Finally I started seeing life in the bare branches, starting with a pair of chickadees.
Carolina Chickadee (Poecile carolinensis)
After a bit, I locked onto a Downy Woodpecker further down the trail, and tried my best to approach within camera range without disturbing her. Twice I almost got a shot before she hopped around a trunk or flittered to a more obscured branch, but I kept hearing her rat-a-tat-a-tat and kept inching closer. Then the drumming sounds changed, coming from another direction entirely. I thought at first that the downy had flown the coop, so to speak. But this sound was different; deeper, louder, more "echo-y," if you know what I mean.
Then I heard it, and even with my limited experience I caught my breath. I'd heard that sound before, plenty of times up in the piney woods of East Texas, but I'd never seen the originator of that distinctive call. That wonderful, maniacal laugh (audio files borrowed from PileatedWoodpeckerCentral). And I immediately and totally forgot the little downy.
Slowly moving toward the source of the call, I saw a great flutter of black. At first I thought I was seeing a vulture back in the trees. Surely woodpeckers don't grow that big!
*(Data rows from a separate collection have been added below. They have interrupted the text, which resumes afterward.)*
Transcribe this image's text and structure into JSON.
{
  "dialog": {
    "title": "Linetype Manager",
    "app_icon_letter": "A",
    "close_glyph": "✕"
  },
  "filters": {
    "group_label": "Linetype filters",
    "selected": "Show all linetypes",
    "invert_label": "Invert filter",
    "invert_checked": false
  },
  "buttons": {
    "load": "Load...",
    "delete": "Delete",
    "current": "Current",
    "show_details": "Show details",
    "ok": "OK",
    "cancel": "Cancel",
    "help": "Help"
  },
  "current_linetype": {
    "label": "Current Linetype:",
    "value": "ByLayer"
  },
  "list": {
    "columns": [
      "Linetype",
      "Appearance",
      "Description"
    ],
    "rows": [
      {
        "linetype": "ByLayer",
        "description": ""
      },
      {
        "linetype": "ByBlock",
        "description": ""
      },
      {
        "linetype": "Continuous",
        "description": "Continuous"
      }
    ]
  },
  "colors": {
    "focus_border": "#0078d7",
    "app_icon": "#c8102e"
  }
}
Then I saw a flash of red and stopped in my tracks.
I waited a bit and watched as he moved slowly closer, still staying deep in the tangle of trunks and leafless branches. Finally I got a good view of him and snapped as many quick shots as I could get before he moved behind thicker underbrush.
Pileated Woodpecker (Dryocopus pileatus)
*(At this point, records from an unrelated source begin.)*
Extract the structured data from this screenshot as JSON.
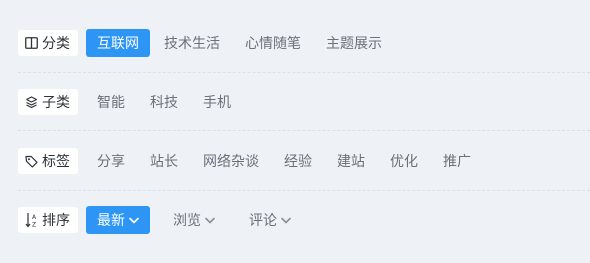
{
  "filters": {
    "category": {
      "label": "分类",
      "icon": "book-open-icon",
      "options": [
        "互联网",
        "技术生活",
        "心情随笔",
        "主题展示"
      ],
      "selected": "互联网"
    },
    "subcategory": {
      "label": "子类",
      "icon": "layers-icon",
      "options": [
        "智能",
        "科技",
        "手机"
      ]
    },
    "tags": {
      "label": "标签",
      "icon": "tag-icon",
      "options": [
        "分享",
        "站长",
        "网络杂谈",
        "经验",
        "建站",
        "优化",
        "推广"
      ]
    },
    "sort": {
      "label": "排序",
      "icon": "sort-az-icon",
      "options": [
        "最新",
        "浏览",
        "评论"
      ],
      "selected": "最新",
      "option_icon": "chevron-down-icon"
    }
  },
  "colors": {
    "accent": "#2d96f5",
    "background": "#eef1f6",
    "label_bg": "#ffffff"
  }
}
Glancing down at my watch, I realized I was almost twenty minutes late starting back towards the office. I scrambled back down the trail and into the car.
Luckily everyone was hard at work when I snuck back to my desk and no one seemed to notice my extended lunch break. It would have been worth it, though, even if I'd gotten caught. Chalk up another lifer for this new year!
For some great bird photos from around the world, check out Bird Photography Weekly #21.